**GIVEN ENTRIES:**
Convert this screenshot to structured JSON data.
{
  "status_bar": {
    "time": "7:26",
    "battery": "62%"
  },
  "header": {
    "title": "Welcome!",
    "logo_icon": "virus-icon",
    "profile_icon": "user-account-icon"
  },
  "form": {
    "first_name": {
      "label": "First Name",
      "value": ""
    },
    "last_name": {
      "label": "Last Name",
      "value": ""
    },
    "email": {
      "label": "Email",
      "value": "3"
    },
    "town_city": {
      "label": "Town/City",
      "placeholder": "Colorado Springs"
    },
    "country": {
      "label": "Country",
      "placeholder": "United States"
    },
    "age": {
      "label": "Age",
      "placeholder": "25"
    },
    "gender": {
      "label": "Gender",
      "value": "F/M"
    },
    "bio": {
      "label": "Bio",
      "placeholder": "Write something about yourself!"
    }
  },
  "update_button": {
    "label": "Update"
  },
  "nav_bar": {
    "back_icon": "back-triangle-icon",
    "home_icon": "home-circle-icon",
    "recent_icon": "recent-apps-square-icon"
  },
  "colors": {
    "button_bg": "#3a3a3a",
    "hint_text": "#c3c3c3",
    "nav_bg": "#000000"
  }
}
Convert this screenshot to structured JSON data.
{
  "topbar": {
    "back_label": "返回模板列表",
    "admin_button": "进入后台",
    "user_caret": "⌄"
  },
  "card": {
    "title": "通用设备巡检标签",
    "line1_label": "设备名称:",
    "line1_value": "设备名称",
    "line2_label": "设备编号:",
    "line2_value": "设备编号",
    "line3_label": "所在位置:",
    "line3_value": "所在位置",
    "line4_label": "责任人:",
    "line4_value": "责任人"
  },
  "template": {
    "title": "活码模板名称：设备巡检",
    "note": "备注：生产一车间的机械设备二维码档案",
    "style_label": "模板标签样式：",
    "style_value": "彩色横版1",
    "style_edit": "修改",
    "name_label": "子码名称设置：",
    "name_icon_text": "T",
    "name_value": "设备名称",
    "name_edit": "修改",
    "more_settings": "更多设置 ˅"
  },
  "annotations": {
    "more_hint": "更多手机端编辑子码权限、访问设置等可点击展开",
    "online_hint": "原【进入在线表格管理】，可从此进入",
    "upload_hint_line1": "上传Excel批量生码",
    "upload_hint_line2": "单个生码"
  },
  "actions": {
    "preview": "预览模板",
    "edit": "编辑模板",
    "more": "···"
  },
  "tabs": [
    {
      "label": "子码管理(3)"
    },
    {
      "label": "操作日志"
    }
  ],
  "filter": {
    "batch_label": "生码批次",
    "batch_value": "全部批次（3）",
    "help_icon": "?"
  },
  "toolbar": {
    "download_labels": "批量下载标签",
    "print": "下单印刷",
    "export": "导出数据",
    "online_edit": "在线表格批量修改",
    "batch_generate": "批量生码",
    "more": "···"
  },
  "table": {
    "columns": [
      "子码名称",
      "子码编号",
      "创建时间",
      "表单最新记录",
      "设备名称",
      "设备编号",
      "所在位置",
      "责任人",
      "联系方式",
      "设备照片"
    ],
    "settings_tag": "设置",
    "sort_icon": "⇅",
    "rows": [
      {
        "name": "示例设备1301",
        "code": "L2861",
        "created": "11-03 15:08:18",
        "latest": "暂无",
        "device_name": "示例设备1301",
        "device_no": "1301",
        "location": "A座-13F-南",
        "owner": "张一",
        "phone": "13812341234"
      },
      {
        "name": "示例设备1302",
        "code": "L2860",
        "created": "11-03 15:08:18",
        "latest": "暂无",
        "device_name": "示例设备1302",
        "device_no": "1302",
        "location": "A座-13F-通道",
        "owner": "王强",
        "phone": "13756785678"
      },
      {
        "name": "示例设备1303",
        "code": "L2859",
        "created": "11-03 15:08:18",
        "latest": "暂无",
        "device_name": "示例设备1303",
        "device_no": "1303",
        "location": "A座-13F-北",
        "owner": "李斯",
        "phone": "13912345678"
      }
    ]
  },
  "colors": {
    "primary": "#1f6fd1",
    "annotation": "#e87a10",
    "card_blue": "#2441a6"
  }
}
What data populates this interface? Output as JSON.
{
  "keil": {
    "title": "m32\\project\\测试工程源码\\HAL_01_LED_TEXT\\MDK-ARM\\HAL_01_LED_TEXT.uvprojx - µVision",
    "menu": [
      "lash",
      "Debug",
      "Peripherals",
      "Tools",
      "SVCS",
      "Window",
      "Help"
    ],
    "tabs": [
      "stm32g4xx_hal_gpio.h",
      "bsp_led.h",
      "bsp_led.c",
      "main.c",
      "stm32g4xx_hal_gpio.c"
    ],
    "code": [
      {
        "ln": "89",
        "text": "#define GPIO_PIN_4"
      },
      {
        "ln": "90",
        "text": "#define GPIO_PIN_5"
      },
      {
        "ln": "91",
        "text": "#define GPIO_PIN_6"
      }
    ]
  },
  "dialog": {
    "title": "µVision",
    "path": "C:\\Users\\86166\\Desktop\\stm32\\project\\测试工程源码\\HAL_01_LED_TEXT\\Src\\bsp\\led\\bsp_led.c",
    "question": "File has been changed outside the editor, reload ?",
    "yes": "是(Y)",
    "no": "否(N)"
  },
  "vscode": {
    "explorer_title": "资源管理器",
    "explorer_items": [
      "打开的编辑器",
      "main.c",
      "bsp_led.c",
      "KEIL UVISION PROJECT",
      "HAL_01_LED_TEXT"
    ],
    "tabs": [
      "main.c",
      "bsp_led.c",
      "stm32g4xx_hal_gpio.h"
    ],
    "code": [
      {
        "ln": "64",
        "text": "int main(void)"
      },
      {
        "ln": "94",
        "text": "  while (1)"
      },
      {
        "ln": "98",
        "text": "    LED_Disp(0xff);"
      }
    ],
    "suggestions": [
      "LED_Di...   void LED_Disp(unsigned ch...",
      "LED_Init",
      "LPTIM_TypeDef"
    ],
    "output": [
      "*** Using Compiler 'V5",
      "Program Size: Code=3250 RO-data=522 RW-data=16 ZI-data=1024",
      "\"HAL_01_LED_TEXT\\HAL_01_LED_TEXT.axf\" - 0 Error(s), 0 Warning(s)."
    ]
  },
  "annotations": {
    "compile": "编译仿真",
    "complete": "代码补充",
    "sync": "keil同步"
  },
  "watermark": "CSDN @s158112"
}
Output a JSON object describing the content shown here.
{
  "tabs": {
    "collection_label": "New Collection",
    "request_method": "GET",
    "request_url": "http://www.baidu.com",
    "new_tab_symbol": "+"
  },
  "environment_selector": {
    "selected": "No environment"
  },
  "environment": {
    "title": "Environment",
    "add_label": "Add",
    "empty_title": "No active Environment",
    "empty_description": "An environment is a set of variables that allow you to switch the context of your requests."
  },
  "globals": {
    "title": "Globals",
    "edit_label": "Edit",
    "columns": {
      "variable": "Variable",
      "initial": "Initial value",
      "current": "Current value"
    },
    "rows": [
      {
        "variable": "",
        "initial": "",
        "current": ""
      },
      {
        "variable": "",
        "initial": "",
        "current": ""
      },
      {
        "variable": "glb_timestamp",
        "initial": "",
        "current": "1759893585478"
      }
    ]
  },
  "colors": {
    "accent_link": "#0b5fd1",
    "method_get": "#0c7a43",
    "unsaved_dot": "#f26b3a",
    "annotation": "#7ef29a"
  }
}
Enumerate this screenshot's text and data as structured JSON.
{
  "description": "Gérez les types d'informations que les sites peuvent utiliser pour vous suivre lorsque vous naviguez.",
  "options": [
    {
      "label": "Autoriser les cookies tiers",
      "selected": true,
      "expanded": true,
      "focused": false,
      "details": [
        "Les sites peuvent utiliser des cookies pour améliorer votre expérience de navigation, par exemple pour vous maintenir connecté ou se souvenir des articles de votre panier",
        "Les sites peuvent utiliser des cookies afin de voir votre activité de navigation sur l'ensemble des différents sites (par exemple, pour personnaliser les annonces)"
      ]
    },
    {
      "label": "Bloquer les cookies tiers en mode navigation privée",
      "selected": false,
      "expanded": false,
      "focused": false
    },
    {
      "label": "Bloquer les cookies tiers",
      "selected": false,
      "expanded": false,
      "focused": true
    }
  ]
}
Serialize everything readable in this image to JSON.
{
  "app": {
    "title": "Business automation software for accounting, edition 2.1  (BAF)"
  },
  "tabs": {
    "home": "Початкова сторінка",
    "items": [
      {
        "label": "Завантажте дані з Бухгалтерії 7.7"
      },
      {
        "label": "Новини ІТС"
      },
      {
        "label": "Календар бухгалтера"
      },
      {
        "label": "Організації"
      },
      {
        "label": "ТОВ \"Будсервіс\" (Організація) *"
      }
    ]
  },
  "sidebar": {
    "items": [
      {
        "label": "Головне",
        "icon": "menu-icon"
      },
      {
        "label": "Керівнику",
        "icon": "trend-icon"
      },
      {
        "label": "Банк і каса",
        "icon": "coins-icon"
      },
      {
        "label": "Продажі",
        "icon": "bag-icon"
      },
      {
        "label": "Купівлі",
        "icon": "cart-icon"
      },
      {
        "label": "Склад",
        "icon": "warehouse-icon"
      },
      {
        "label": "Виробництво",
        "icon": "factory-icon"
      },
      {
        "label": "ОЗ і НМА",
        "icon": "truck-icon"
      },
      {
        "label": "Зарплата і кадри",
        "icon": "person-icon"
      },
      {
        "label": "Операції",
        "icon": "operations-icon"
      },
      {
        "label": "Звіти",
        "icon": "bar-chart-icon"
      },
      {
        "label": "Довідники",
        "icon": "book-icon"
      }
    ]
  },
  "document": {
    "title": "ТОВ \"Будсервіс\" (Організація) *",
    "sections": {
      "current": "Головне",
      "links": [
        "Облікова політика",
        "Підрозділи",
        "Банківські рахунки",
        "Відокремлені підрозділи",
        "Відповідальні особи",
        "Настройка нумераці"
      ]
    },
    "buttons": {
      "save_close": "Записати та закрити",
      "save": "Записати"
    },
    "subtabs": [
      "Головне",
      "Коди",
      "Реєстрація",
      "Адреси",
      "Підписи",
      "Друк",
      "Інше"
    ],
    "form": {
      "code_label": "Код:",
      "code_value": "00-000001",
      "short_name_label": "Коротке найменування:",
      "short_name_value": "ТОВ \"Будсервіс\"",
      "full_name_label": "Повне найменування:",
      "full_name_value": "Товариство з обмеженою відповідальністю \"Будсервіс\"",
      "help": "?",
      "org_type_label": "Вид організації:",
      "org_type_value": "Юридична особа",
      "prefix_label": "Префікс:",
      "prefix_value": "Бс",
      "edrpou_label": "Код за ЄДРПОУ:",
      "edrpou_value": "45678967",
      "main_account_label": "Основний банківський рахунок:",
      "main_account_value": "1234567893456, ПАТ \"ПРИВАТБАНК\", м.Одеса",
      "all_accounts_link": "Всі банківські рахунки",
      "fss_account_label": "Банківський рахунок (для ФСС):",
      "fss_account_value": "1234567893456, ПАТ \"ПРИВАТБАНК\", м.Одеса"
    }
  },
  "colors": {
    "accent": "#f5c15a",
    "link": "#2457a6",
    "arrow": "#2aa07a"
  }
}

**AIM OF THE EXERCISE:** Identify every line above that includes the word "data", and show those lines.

**ANSWER SPACE:**
Convert this screenshot to structured JSON data.
Convert this screenshot to structured JSON data.
What data populates this interface? Output as JSON.
      "Program Size: Code=3250 RO-data=522 RW-data=16 ZI-data=1024",
Enumerate this screenshot's text and data as structured JSON.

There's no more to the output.